#### Records shown
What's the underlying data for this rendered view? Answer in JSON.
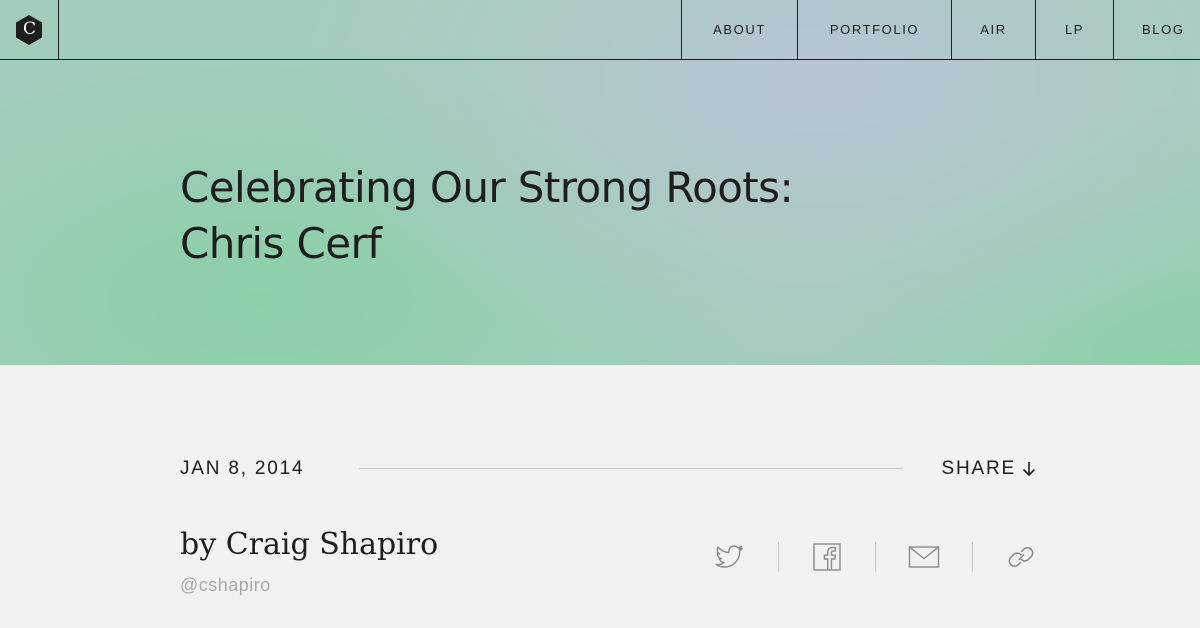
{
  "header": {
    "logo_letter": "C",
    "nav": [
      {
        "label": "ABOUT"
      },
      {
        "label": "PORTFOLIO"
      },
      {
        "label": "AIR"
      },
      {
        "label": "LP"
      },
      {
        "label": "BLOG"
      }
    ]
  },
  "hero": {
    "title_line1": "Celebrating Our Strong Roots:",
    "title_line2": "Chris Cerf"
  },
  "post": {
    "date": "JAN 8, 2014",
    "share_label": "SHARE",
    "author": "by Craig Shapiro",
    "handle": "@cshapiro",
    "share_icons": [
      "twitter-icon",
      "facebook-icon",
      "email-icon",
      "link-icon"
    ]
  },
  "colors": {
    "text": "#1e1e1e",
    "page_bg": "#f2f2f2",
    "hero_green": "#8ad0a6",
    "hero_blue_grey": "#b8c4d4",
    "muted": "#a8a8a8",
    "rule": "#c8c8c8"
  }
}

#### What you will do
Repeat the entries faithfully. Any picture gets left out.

#### Exercise output
What's the underlying data for this rendered view? Answer in JSON.
{
  "header": {
    "logo_letter": "C",
    "nav": [
      {
        "label": "ABOUT"
      },
      {
        "label": "PORTFOLIO"
      },
      {
        "label": "AIR"
      },
      {
        "label": "LP"
      },
      {
        "label": "BLOG"
      }
    ]
  },
  "hero": {
    "title_line1": "Celebrating Our Strong Roots:",
    "title_line2": "Chris Cerf"
  },
  "post": {
    "date": "JAN 8, 2014",
    "share_label": "SHARE",
    "author": "by Craig Shapiro",
    "handle": "@cshapiro",
    "share_icons": [
      "twitter-icon",
      "facebook-icon",
      "email-icon",
      "link-icon"
    ]
  },
  "colors": {
    "text": "#1e1e1e",
    "page_bg": "#f2f2f2",
    "hero_green": "#8ad0a6",
    "hero_blue_grey": "#b8c4d4",
    "muted": "#a8a8a8",
    "rule": "#c8c8c8"
  }
}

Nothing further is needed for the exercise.